The board said it had already been engaged in comprehensive succession planning for the CEO position as part of its strategic planning.

"Don Schroeder has made significant contributions to Tim Hortons during his 20 years of service, and although a transitional arrangement could not be reached, we appreciate his leadership as president and CEO since his appointment in 2008," interim CEO Paul House said in a release.

The company would not elaborate to CBC News on the sudden departure of the CEO. But one analyst thinks the company's reference to its being unable to reach a "transitional arrangement" is likely the reason.

"It seems like the board went to him and said, 'Look, we want to find a different guy to lead this firm longer-term and take it to the next level, will you stick around in the transition period?' — and he just said 'I'm out,'" said Brian Yarbrough, a retail analyst at Edward Jones in St. Louis, Mo.

Two weeks ago, Tim Hortons reported quarterly results that missed analysts' expectations, disappointing investors. The stock price promptly tumbled by more than four per cent.  
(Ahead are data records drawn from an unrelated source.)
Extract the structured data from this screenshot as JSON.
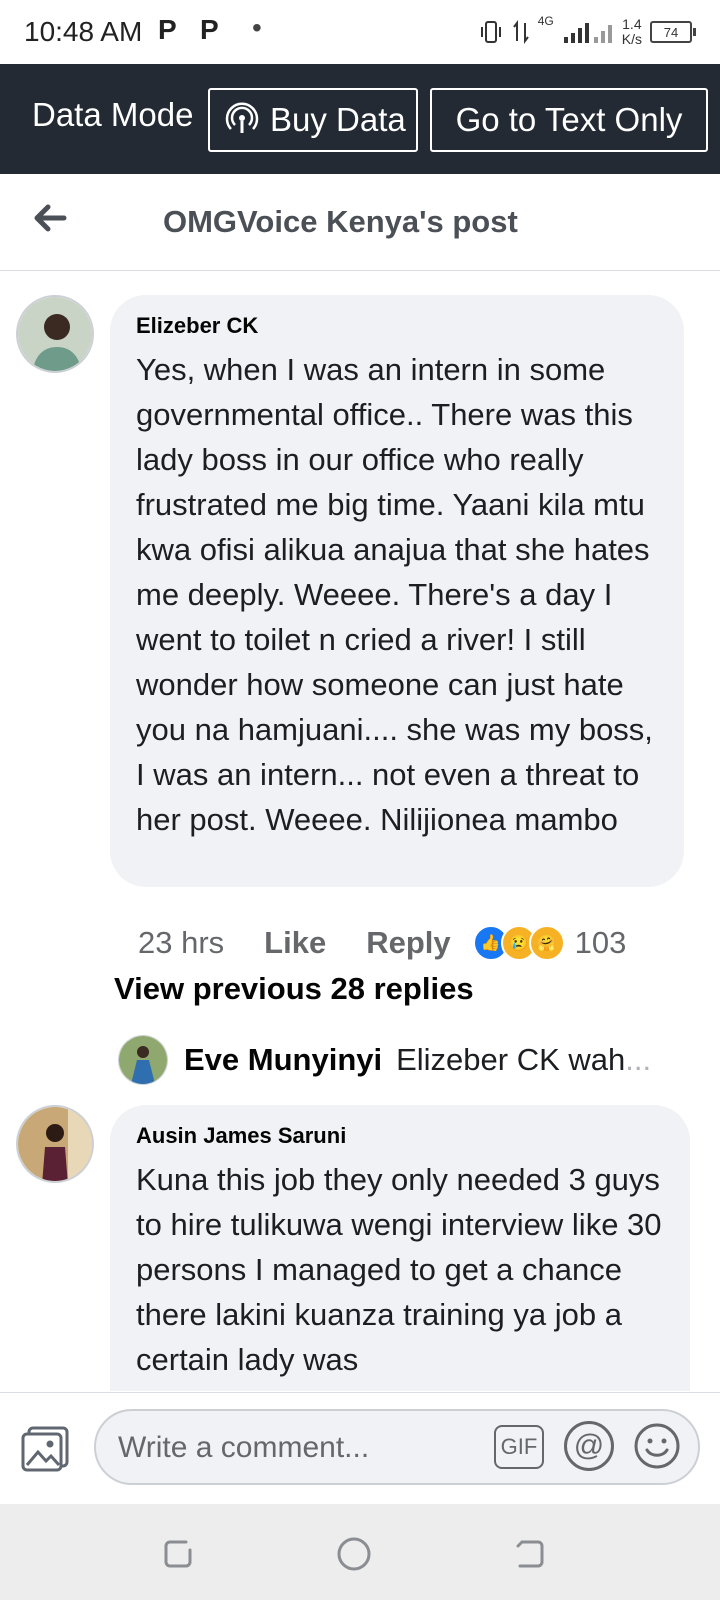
{
  "status_bar": {
    "time": "10:48 AM",
    "notif_1": "P",
    "notif_2": "P",
    "dot": "•",
    "network": "4G",
    "speed_value": "1.4",
    "speed_unit": "K/s",
    "battery": "74"
  },
  "banner": {
    "label": "Data Mode",
    "buy_data": "Buy Data",
    "text_only": "Go to Text Only"
  },
  "header": {
    "title": "OMGVoice Kenya's post"
  },
  "comments": [
    {
      "author": "Elizeber CK",
      "text": "Yes, when I was an intern in some governmental office.. There was this lady boss in our office who really frustrated me big time. Yaani kila mtu kwa ofisi alikua anajua that she hates me deeply. Weeee. There's a day I went to toilet n cried a river! I still wonder how someone can just hate you na hamjuani.... she was my boss, I was an intern... not even a threat to her post. Weeee. Nilijionea mambo",
      "time": "23 hrs",
      "like_label": "Like",
      "reply_label": "Reply",
      "reaction_count": "103"
    },
    {
      "author": "Ausin James Saruni",
      "text": "Kuna this job they only needed 3 guys to  hire tulikuwa wengi interview like 30 persons I managed to get a chance there lakini kuanza training ya job a certain lady was"
    }
  ],
  "replies": {
    "view_previous": "View previous 28 replies",
    "latest_author": "Eve Munyinyi",
    "latest_snippet": "Elizeber CK wah",
    "ellipsis": "..."
  },
  "composer": {
    "placeholder": "Write a comment...",
    "gif_label": "GIF",
    "at_label": "@"
  },
  "colors": {
    "banner_bg": "#232a33",
    "bubble_bg": "#f0f2f5",
    "like_blue": "#1877f2"
  }
}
At the time, Schroeder noted that Canadian same-store sales were affected by higher redemptions for food and beverage prizes in the company's popular Roll Up the Rim to Win promotional contest.

While profits have held up in the face of a tough recession, the chain's expansion efforts into the U.S. market have been less successful. Late last year, Tims announced it would shut down 54 locations in New England, where it was losing money.

Shares of Tim Hortons were off 90 cents to close Wednesday's trading session at $45.05 — suggesting that investors weren't viewing Schroeder's sudden departure as disastrous.

With files from The Canadian Press